"Biological invasions can dramatically alter community composition and ecosystem function. Not only is it a growing ecological problem, it's a significant economic issue as well," says Robert Whitlatch, a marine biologist and head of the marine sciences department at the Avery Point campus.

Whitlatch has been studying invasive marine species for about 15 years. He points to the zebra mussel as an example of how just one organism can cause widespread damage. The black-and-white striped bivalve is native to the Black and Caspian Seas and first appeared in the U.S. in 1988. Two years ago, the damaging mollusk showed up in a Connecticut lake.

The mussels rapidly form large reefs. They prevent fish from laying eggs, wipe out bottom-dwelling species, and clog water intake pipes at power plants. The price tag for damage in the states and Canada is estimated in the billions of dollars.

Given the seriousness of the problem, Whitlatch and two colleagues are working to gain a better understanding of why some species are more invasive than others, and why some ecosystems are more vulnerable than others to invasion.

Since the 1940s, many scientists have operated under the assumption that the more diverse an ecological community is, the more resistant it is to exotic species. Until recently, observational studies brought conflicting results. Whitlatch says no one had ever tested the theory in the marine environment - that is, until now.

He and two colleagues - John Stachowicz, a post doctoral student, and Richard Osman of the Academy of Natural Sciences in St. Leonard, Md. - conducted experiments in Long Island Sound to test the diversity theory.

Slabs of tile were used as platforms to create marine communities. Each tile, or experimental community, was composed of up to four native species. The invader chosen for the study was the Pacific colonial tunicate (a plant-like creature that affixes itself to rocks). The sea squirt, as it is more commonly known, first made its appearance in Long Island Sound about 20 years ago.

As the researchers increased the number of native species on the tile, the sea squirt's ability to survive decreased.

"It's evidence that we need to preserve naturally occurring biodiversity, because the loss of it promotes invasion," Stachowicz says.

To illustrate his point, he compares it to the game "Jenga". Picture a tower of interconnected blocks. The tower becomes less stable as blocks from different sections of the tower are removed. Eventually the tower crumbles and is destroyed.

"Diversity represents a kind of biological insurance, in that having a lot of species provides a buffer against loss of any one of those species," Stachowicz says. "And it ensures ecosystems are more likely to function in a healthy and productive manner."

Their findings were recently reported in the journal Science.

The focus of their work is applauded by Edward Monahan, director of Connecticut Sea Grant. "We feel that the study by Whitlatch and his colleagues will provide important insights into the alteration of ecosystems by bio-invaders and, perhaps, may pave the way for possible control strategies," he says.

With $155,000 of funding from Connecticut Sea Grant, the researchers are expanding their study. During the next two years they will test other invaders - first in Long Island Sound and then in Narragansett Bay and Cape Cod.

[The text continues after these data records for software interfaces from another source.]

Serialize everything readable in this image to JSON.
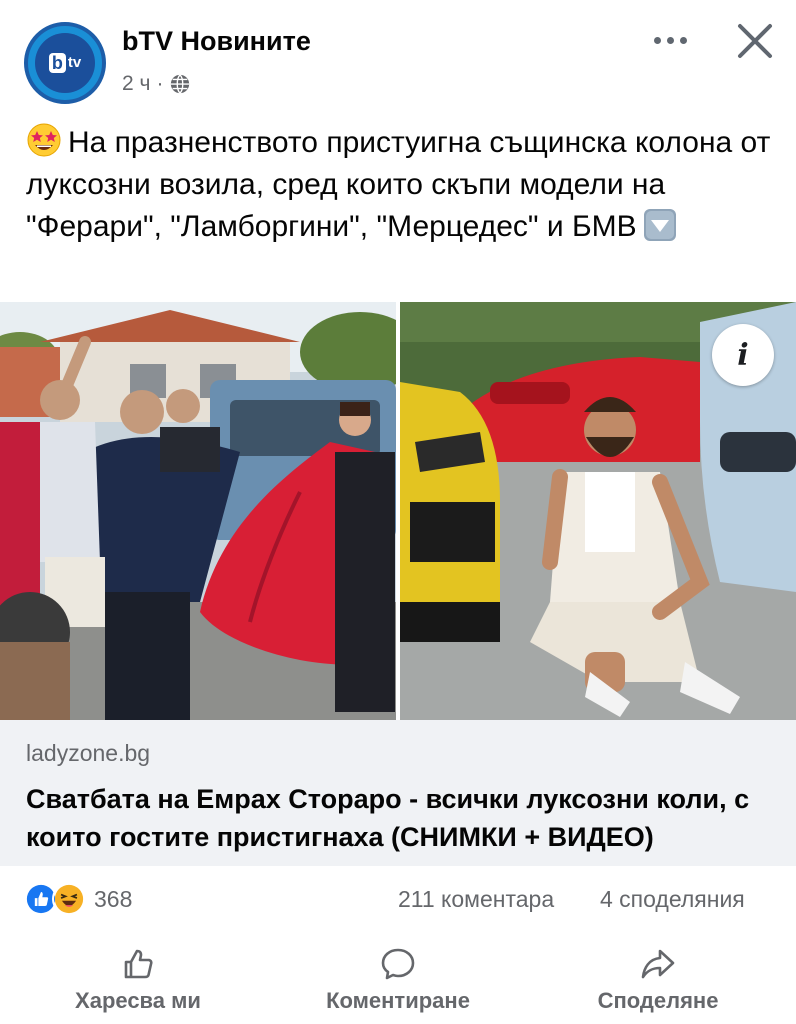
{
  "post": {
    "page_name": "bTV Новините",
    "time": "2 ч",
    "time_separator": "·",
    "avatar_letter": "b",
    "avatar_text": "tv",
    "text": "На празненството пристуигна същинска колона от луксозни возила, сред които скъпи модели на \"Ферари\", \"Ламборгини\", \"Мерцедес\" и БМВ",
    "leading_emoji": "star-struck-emoji",
    "trailing_emoji": "down-arrow-emoji"
  },
  "media": {
    "info_label": "i"
  },
  "link": {
    "domain": "ladyzone.bg",
    "title": "Сватбата на Емрах Стораро - всички луксозни коли, с които гостите пристигнаха (СНИМКИ + ВИДЕО)"
  },
  "stats": {
    "reactions_count": "368",
    "comments": "211 коментара",
    "shares": "4 споделяния",
    "reaction_icons": [
      "like-icon",
      "haha-icon"
    ]
  },
  "actions": {
    "like": "Харесва ми",
    "comment": "Коментиране",
    "share": "Споделяне"
  },
  "colors": {
    "secondary_text": "#65676b",
    "link_card_bg": "#f0f2f5",
    "brand_blue": "#1b4f9b",
    "like_blue": "#1877f2"
  }
}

And as an added twist, Whitlatch says, they'll also be looking at the potential positive roles some invasive species may play. For instance, the sea squirt, a native of California, may actually come to the rescue of blue mussels. By attaching to the mussel's hard outer shell (which causes no damage to the mussel), the sea squirt may actually hide and protect the mussel from other

Janice Palmer